Touching Jim by Juhi Kalra
Grandma by Donnie Wesley Baines (Don’t let the title fool you.)
At the Lip of the Swimming Lake by Meg Pokrass
Black Purse by Lucinda Kempe
The Piano Player’s Dead Rejoice by Nonnie Augustine
From WhiskeyPaper: Wild Hearts by Amanda Miska and Leesa Cross Smith
From James Claffey: The Chirr of the Cicada
From New World Writing: Strings by Kathy Fish
From Connotation Press: Comings and Goings and Solstice by Gary Percesepe, preceded by a great interview by Meg Tuite. This is a quote from Gary that I really like: “I love that flash fiction is thriving, as a kind of middle finger to the publishing powers-that-be, a kind of quiet desperation that would please the slumbering Thoreau in Walden, the most un-marketable thing imaginable, and a harbinger (the dreamer in me wants to say) to the writerly/readerly democracy which is yet to come.”
And our book list of the week comes from Book Riot: Book Club Suggestions If Your Most Diverse Pick Was “The Help”
Poem of the week is by Sam Rasnake who has graciously given permission to post here in its entirety.
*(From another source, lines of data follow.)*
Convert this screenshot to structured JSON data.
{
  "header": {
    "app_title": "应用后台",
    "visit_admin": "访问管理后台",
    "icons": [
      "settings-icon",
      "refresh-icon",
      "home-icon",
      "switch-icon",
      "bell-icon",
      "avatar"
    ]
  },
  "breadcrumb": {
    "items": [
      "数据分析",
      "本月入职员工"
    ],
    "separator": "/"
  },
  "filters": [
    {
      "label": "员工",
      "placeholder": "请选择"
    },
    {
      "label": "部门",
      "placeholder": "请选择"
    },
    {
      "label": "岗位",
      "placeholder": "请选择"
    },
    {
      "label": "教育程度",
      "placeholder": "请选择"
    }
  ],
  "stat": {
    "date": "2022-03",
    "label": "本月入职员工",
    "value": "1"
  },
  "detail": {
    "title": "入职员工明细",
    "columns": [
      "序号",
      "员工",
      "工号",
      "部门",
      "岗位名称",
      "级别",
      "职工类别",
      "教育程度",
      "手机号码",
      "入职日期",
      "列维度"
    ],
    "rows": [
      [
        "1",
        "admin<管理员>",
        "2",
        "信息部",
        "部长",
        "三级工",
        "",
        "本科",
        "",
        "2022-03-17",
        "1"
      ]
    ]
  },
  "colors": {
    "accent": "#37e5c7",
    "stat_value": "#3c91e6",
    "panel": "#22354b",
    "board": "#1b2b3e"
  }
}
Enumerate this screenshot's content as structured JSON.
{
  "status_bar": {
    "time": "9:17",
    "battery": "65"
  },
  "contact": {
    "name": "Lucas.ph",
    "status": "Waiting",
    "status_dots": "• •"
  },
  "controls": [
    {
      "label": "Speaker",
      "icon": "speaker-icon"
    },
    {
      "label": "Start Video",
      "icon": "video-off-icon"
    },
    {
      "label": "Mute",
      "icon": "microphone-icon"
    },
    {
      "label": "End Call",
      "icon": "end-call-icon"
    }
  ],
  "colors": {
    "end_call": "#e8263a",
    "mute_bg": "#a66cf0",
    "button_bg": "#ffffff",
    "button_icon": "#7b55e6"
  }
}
Thanks, Sam!
by Sam Rasnake
I’m the one-eyed troll,
wet, muddy, long nails scratching
stone from dirt below the bridge
while I wait for the boards to creak.
I’m the bridge or the cold
impatient river, or the sky
upside down, blue and white on water.
Mostly, I’m the goat,
my teeth full of grass,
wanting only mountains,
and time to lift my puzzled chin
to what must happen next.
I just love this poem because I’ve felt like the troll, the water, the goat at one time or another. Also, The Three Billy Goats Gruff gave me nightmares as a child and that’s a memory that’s stayed with me through life. Isn’t it funny how that happens?
Remember to check our Pinterest Board throughout the week for more Hot Reads and have a great reading week!